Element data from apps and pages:
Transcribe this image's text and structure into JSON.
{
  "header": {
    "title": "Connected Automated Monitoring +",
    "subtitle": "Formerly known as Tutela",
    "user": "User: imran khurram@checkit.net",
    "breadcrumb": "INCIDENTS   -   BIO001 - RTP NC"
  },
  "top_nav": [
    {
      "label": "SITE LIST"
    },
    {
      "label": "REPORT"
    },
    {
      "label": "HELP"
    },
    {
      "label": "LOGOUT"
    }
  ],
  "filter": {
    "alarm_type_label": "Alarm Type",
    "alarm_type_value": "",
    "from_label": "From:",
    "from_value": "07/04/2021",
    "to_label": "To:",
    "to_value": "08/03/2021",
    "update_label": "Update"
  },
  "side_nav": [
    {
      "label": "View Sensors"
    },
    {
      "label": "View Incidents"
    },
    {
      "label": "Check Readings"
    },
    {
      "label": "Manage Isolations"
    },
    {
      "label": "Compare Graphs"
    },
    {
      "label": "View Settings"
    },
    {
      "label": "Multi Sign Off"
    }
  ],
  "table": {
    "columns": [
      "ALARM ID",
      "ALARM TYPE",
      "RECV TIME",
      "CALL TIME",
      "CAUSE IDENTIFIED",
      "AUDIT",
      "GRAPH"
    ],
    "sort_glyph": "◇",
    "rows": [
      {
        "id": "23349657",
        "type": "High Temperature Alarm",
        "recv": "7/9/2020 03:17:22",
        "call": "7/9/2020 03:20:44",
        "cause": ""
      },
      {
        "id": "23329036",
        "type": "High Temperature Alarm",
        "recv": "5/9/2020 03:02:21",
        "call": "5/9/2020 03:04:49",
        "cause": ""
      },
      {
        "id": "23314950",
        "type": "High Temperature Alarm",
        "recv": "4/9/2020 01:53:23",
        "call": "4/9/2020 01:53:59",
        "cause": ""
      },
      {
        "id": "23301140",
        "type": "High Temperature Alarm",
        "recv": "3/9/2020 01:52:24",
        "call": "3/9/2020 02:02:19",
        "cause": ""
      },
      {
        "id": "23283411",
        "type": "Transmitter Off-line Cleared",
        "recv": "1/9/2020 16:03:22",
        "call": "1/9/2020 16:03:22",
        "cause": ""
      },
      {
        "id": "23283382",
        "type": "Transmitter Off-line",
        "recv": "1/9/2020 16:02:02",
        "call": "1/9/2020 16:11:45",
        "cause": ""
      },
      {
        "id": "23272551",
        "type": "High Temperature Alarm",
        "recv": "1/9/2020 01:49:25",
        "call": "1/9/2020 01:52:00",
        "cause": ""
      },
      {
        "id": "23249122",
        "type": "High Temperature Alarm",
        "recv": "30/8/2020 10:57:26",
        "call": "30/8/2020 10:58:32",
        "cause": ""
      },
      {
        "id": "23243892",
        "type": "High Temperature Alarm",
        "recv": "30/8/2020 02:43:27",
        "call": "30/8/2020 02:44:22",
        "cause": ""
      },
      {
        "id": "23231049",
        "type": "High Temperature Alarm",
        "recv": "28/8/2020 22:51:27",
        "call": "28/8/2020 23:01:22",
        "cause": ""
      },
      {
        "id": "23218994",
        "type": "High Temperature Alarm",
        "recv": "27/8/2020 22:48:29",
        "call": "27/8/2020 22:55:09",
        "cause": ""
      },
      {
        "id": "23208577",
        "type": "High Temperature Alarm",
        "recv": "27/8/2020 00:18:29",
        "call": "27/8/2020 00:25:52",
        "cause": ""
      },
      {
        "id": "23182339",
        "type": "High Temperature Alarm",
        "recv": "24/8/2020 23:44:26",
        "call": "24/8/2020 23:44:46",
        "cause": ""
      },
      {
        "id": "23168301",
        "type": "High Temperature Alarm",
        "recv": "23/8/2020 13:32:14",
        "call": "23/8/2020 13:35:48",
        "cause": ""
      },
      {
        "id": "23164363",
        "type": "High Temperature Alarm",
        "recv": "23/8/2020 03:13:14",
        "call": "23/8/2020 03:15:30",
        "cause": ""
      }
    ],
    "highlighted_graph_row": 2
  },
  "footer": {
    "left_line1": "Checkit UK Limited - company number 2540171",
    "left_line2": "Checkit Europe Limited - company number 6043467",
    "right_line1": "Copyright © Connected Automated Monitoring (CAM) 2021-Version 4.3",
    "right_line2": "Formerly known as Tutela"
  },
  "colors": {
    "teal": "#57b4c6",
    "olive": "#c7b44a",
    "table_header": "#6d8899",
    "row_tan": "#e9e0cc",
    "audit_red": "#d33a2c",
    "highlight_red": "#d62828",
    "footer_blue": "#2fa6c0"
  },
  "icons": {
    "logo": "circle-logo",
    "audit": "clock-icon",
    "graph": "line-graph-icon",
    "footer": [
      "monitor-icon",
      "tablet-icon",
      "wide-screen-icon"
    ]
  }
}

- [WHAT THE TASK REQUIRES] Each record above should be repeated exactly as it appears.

- [REPLY]
Transcribe this image's text and structure into JSON.
{
  "header": {
    "title": "Connected Automated Monitoring +",
    "subtitle": "Formerly known as Tutela",
    "user": "User: imran khurram@checkit.net",
    "breadcrumb": "INCIDENTS   -   BIO001 - RTP NC"
  },
  "top_nav": [
    {
      "label": "SITE LIST"
    },
    {
      "label": "REPORT"
    },
    {
      "label": "HELP"
    },
    {
      "label": "LOGOUT"
    }
  ],
  "filter": {
    "alarm_type_label": "Alarm Type",
    "alarm_type_value": "",
    "from_label": "From:",
    "from_value": "07/04/2021",
    "to_label": "To:",
    "to_value": "08/03/2021",
    "update_label": "Update"
  },
  "side_nav": [
    {
      "label": "View Sensors"
    },
    {
      "label": "View Incidents"
    },
    {
      "label": "Check Readings"
    },
    {
      "label": "Manage Isolations"
    },
    {
      "label": "Compare Graphs"
    },
    {
      "label": "View Settings"
    },
    {
      "label": "Multi Sign Off"
    }
  ],
  "table": {
    "columns": [
      "ALARM ID",
      "ALARM TYPE",
      "RECV TIME",
      "CALL TIME",
      "CAUSE IDENTIFIED",
      "AUDIT",
      "GRAPH"
    ],
    "sort_glyph": "◇",
    "rows": [
      {
        "id": "23349657",
        "type": "High Temperature Alarm",
        "recv": "7/9/2020 03:17:22",
        "call": "7/9/2020 03:20:44",
        "cause": ""
      },
      {
        "id": "23329036",
        "type": "High Temperature Alarm",
        "recv": "5/9/2020 03:02:21",
        "call": "5/9/2020 03:04:49",
        "cause": ""
      },
      {
        "id": "23314950",
        "type": "High Temperature Alarm",
        "recv": "4/9/2020 01:53:23",
        "call": "4/9/2020 01:53:59",
        "cause": ""
      },
      {
        "id": "23301140",
        "type": "High Temperature Alarm",
        "recv": "3/9/2020 01:52:24",
        "call": "3/9/2020 02:02:19",
        "cause": ""
      },
      {
        "id": "23283411",
        "type": "Transmitter Off-line Cleared",
        "recv": "1/9/2020 16:03:22",
        "call": "1/9/2020 16:03:22",
        "cause": ""
      },
      {
        "id": "23283382",
        "type": "Transmitter Off-line",
        "recv": "1/9/2020 16:02:02",
        "call": "1/9/2020 16:11:45",
        "cause": ""
      },
      {
        "id": "23272551",
        "type": "High Temperature Alarm",
        "recv": "1/9/2020 01:49:25",
        "call": "1/9/2020 01:52:00",
        "cause": ""
      },
      {
        "id": "23249122",
        "type": "High Temperature Alarm",
        "recv": "30/8/2020 10:57:26",
        "call": "30/8/2020 10:58:32",
        "cause": ""
      },
      {
        "id": "23243892",
        "type": "High Temperature Alarm",
        "recv": "30/8/2020 02:43:27",
        "call": "30/8/2020 02:44:22",
        "cause": ""
      },
      {
        "id": "23231049",
        "type": "High Temperature Alarm",
        "recv": "28/8/2020 22:51:27",
        "call": "28/8/2020 23:01:22",
        "cause": ""
      },
      {
        "id": "23218994",
        "type": "High Temperature Alarm",
        "recv": "27/8/2020 22:48:29",
        "call": "27/8/2020 22:55:09",
        "cause": ""
      },
      {
        "id": "23208577",
        "type": "High Temperature Alarm",
        "recv": "27/8/2020 00:18:29",
        "call": "27/8/2020 00:25:52",
        "cause": ""
      },
      {
        "id": "23182339",
        "type": "High Temperature Alarm",
        "recv": "24/8/2020 23:44:26",
        "call": "24/8/2020 23:44:46",
        "cause": ""
      },
      {
        "id": "23168301",
        "type": "High Temperature Alarm",
        "recv": "23/8/2020 13:32:14",
        "call": "23/8/2020 13:35:48",
        "cause": ""
      },
      {
        "id": "23164363",
        "type": "High Temperature Alarm",
        "recv": "23/8/2020 03:13:14",
        "call": "23/8/2020 03:15:30",
        "cause": ""
      }
    ],
    "highlighted_graph_row": 2
  },
  "footer": {
    "left_line1": "Checkit UK Limited - company number 2540171",
    "left_line2": "Checkit Europe Limited - company number 6043467",
    "right_line1": "Copyright © Connected Automated Monitoring (CAM) 2021-Version 4.3",
    "right_line2": "Formerly known as Tutela"
  },
  "colors": {
    "teal": "#57b4c6",
    "olive": "#c7b44a",
    "table_header": "#6d8899",
    "row_tan": "#e9e0cc",
    "audit_red": "#d33a2c",
    "highlight_red": "#d62828",
    "footer_blue": "#2fa6c0"
  },
  "icons": {
    "logo": "circle-logo",
    "audit": "clock-icon",
    "graph": "line-graph-icon",
    "footer": [
      "monitor-icon",
      "tablet-icon",
      "wide-screen-icon"
    ]
  }
}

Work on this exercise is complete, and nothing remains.